[Opening Information provided section]

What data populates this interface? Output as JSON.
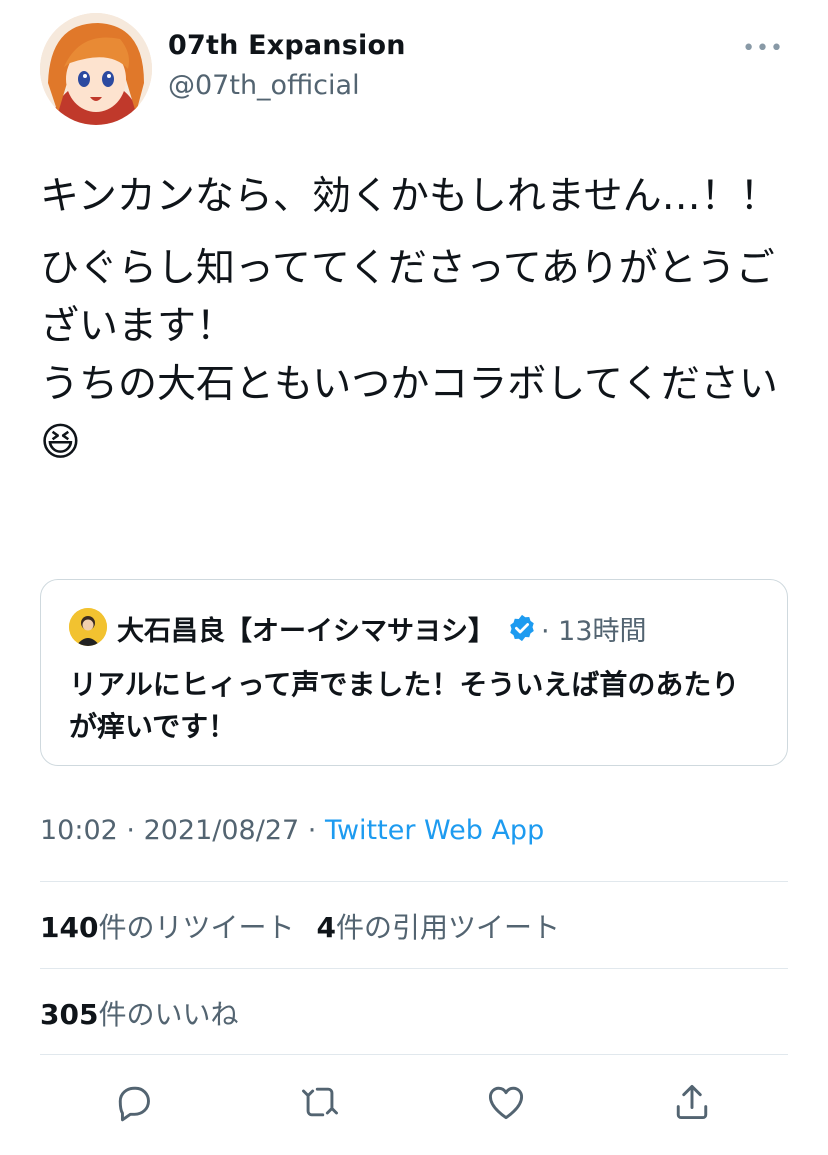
{
  "author": {
    "name": "07th Expansion",
    "handle": "@07th_official"
  },
  "more_label": "•••",
  "tweet": {
    "paragraphs": [
      "キンカンなら、効くかもしれません…！！",
      "ひぐらし知っててくださってありがとうございます！\nうちの大石ともいつかコラボしてください😆"
    ]
  },
  "quote": {
    "name": "大石昌良【オーイシマサヨシ】",
    "time": "· 13時間",
    "text": "リアルにヒィって声でました！そういえば首のあたりが痒いです！"
  },
  "meta": {
    "time": "10:02",
    "sep1": " · ",
    "date": "2021/08/27",
    "sep2": " · ",
    "app": "Twitter Web App"
  },
  "stats": {
    "retweets_count": "140",
    "retweets_label": "件のリツイート",
    "quotes_count": "4",
    "quotes_label": "件の引用ツイート",
    "likes_count": "305",
    "likes_label": "件のいいね"
  },
  "colors": {
    "link": "#1d9bf0",
    "secondary_text": "#536471",
    "verified": "#1d9bf0"
  },
  "icons": [
    "reply-icon",
    "retweet-icon",
    "like-icon",
    "share-icon",
    "verified-badge-icon"
  ]
}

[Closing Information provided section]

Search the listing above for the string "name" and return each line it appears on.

## Exercise result
    "name": "07th Expansion",
    "name": "大石昌良【オーイシマサヨシ】",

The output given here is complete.